A recent University of Houston report shows parts of the Cypress Creek watershed in the Spring area have experienced significant subsidence, which can worsen flooding and change drainage patterns, as well as cause damage to property, pipes and roads. As of 2021, an average of 4.2 feet of land sinking has occurred in Spring over the last century, with most of the land movement occurring since 1987. This subsidence is due to population growth and development and the resultant pumping of groundwater from the area’s aquifers (large, underground water-bearing rock), which compacts sublayers of clay and silt in those aquifers. Today, about 70% of water usage in northern Harris County comes from groundwater pumped from the Gulf Coast Aquifer System.
To prevent subsidence from worsening in northwest Harris County, the North Harris County Regional Water Authority (NHCRWA) treats Lake Houston water and turns it into drinking water for municipal utility districts, including Harris County WCID 114 (the District). The NHCRWA is required to reduce groundwater pumpage to no more than 40% of the area’s total water usage by 2025. In this regard, the NHCRWA is in the midst of a $1.4 billion expansion to its Water Purification Plant in Humble which, upon completion in 2024, will increase treated water capacity from 80 million gallons per day to 400 million gallons per day.
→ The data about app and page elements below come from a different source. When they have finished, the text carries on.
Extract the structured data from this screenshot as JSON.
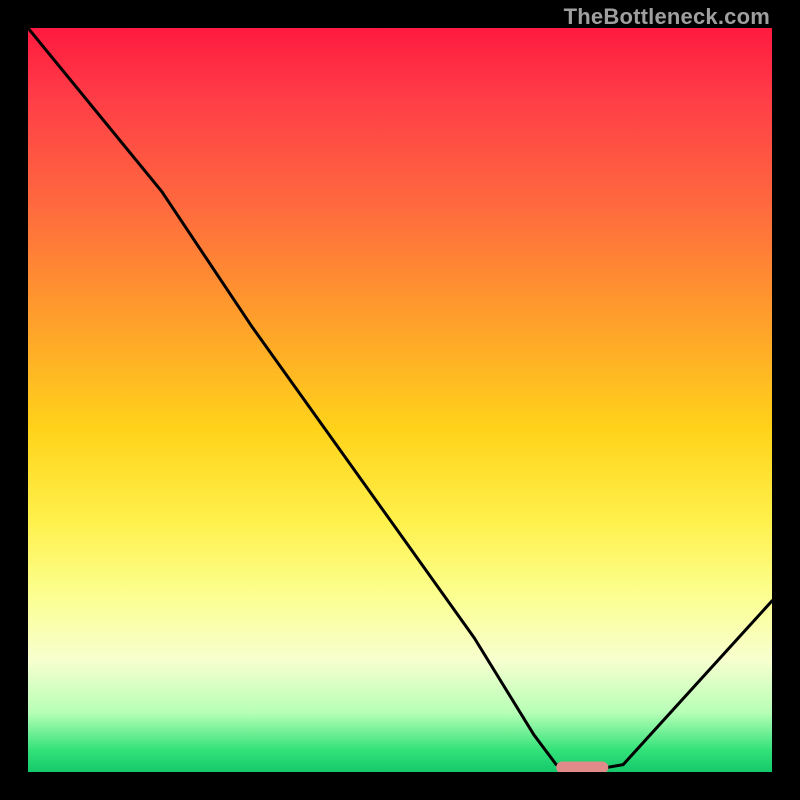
{
  "watermark": "TheBottleneck.com",
  "chart_data": {
    "type": "line",
    "title": "",
    "xlabel": "",
    "ylabel": "",
    "xlim": [
      0,
      100
    ],
    "ylim": [
      0,
      100
    ],
    "series": [
      {
        "name": "bottleneck-curve",
        "x": [
          0,
          18,
          30,
          40,
          50,
          60,
          68,
          71,
          76,
          80,
          100
        ],
        "y": [
          100,
          78,
          60,
          46,
          32,
          18,
          5,
          1,
          0.3,
          1,
          23
        ]
      }
    ],
    "marker": {
      "name": "optimal-marker",
      "x_start": 71,
      "x_end": 78,
      "y": 0.6,
      "color": "#e08a8a"
    },
    "gradient_stops": [
      {
        "pct": 0,
        "color": "#ff1a40"
      },
      {
        "pct": 24,
        "color": "#ff6a3e"
      },
      {
        "pct": 54,
        "color": "#ffd31a"
      },
      {
        "pct": 76,
        "color": "#fcff8e"
      },
      {
        "pct": 92,
        "color": "#b7ffb7"
      },
      {
        "pct": 100,
        "color": "#14c96a"
      }
    ]
  }
}
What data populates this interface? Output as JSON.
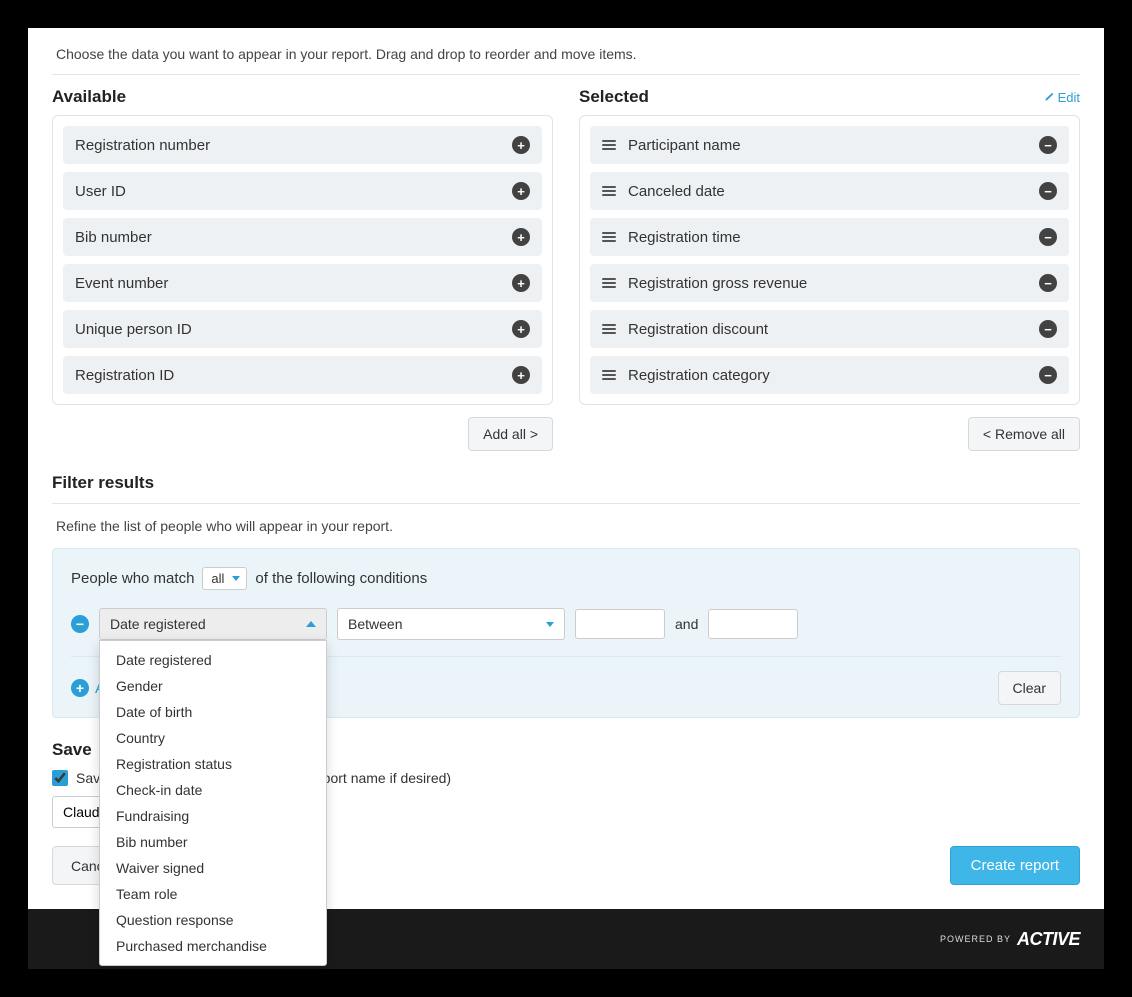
{
  "instruction": "Choose the data you want to appear in your report. Drag and drop to reorder and move items.",
  "available": {
    "title": "Available",
    "items": [
      "Registration number",
      "User ID",
      "Bib number",
      "Event number",
      "Unique person ID",
      "Registration ID"
    ],
    "add_all_label": "Add all >"
  },
  "selected": {
    "title": "Selected",
    "edit_label": "Edit",
    "items": [
      "Participant name",
      "Canceled date",
      "Registration time",
      "Registration gross revenue",
      "Registration discount",
      "Registration category"
    ],
    "remove_all_label": "< Remove all"
  },
  "filter": {
    "section_title": "Filter results",
    "instruction": "Refine the list of people who will appear in your report.",
    "match_prefix": "People who match",
    "match_mode": "all",
    "match_suffix": "of the following conditions",
    "field_selected": "Date registered",
    "operator_selected": "Between",
    "and_label": "and",
    "field_options": [
      "Date registered",
      "Gender",
      "Date of birth",
      "Country",
      "Registration status",
      "Check-in date",
      "Fundraising",
      "Bib number",
      "Waiver signed",
      "Team role",
      "Question response",
      "Purchased merchandise"
    ],
    "add_condition_label": "Add another condition",
    "clear_label": "Clear"
  },
  "save": {
    "section_title": "Save",
    "checkbox_label": "Save this report for future use (adjust report name if desired)",
    "report_name": "Claudia's cancellation report"
  },
  "actions": {
    "cancel_label": "Cancel",
    "create_label": "Create report"
  },
  "footer": {
    "powered_by": "POWERED BY",
    "brand": "ACTIVE"
  }
}
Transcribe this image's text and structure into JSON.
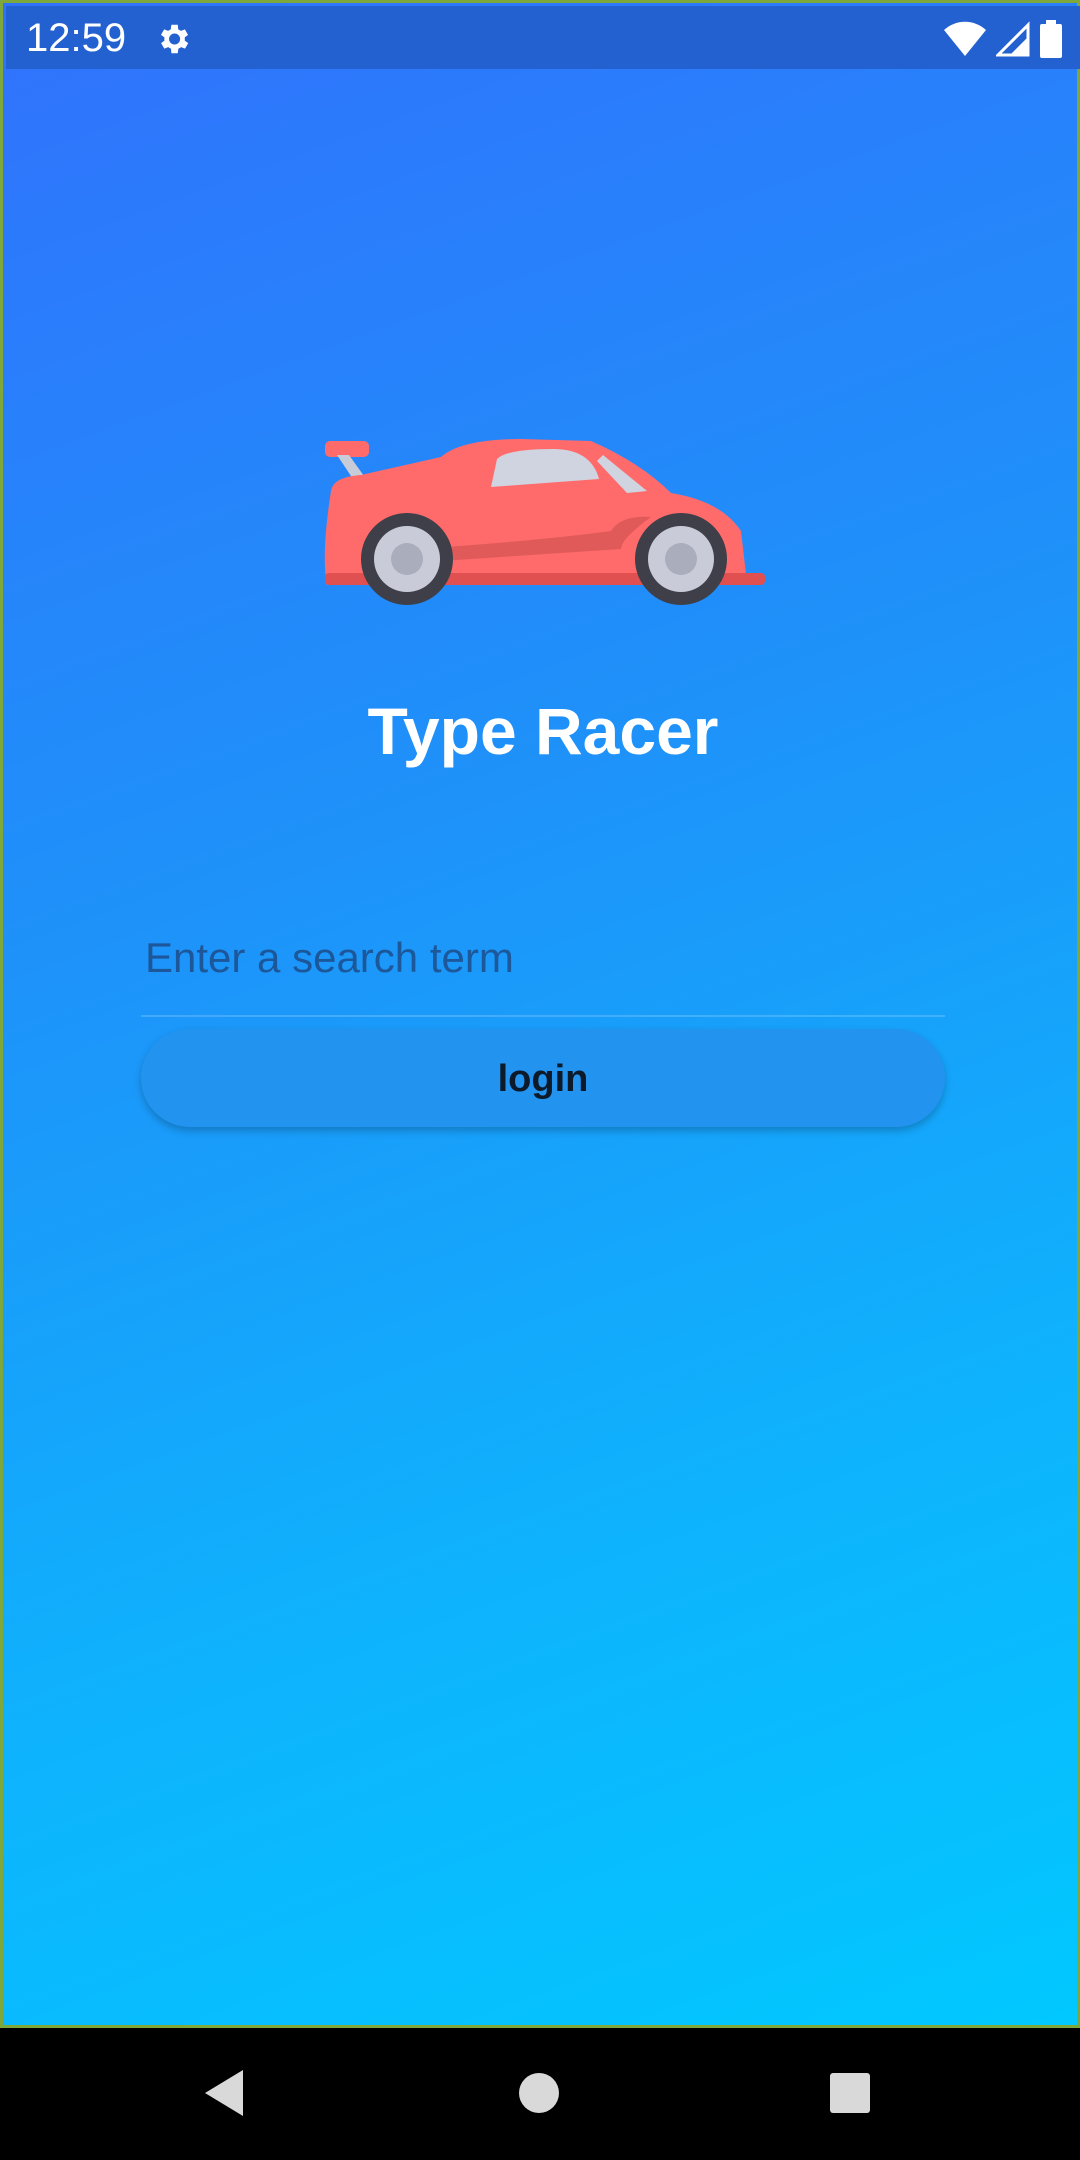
{
  "status_bar": {
    "time": "12:59",
    "icons": [
      "settings-icon",
      "wifi-icon",
      "signal-icon",
      "battery-icon"
    ]
  },
  "app": {
    "title": "Type Racer",
    "logo_icon": "race-car-icon",
    "search": {
      "value": "",
      "placeholder": "Enter a search term"
    },
    "login_label": "login"
  },
  "nav_bar": {
    "icons": [
      "back-icon",
      "home-icon",
      "recents-icon"
    ]
  },
  "colors": {
    "gradient_top": "#3172fd",
    "gradient_bottom": "#01c8ff",
    "status_bar": "#2361d1",
    "button": "#2393f0",
    "car_body": "#ff6b6b"
  }
}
But construction, maintenance and operation of NHCRWA’s treatment and distribution facilities don’t come cheaply: By far the largest part of your monthly water bill is to reimburse the District for the cost of water delivered to it by the NHCRWA. And the District doesn’t have a choice—it is mandated by law to use surface water provided by NHCRWA which, in the long run helps reduce subsidence but, in the short run, is hard on our wallets.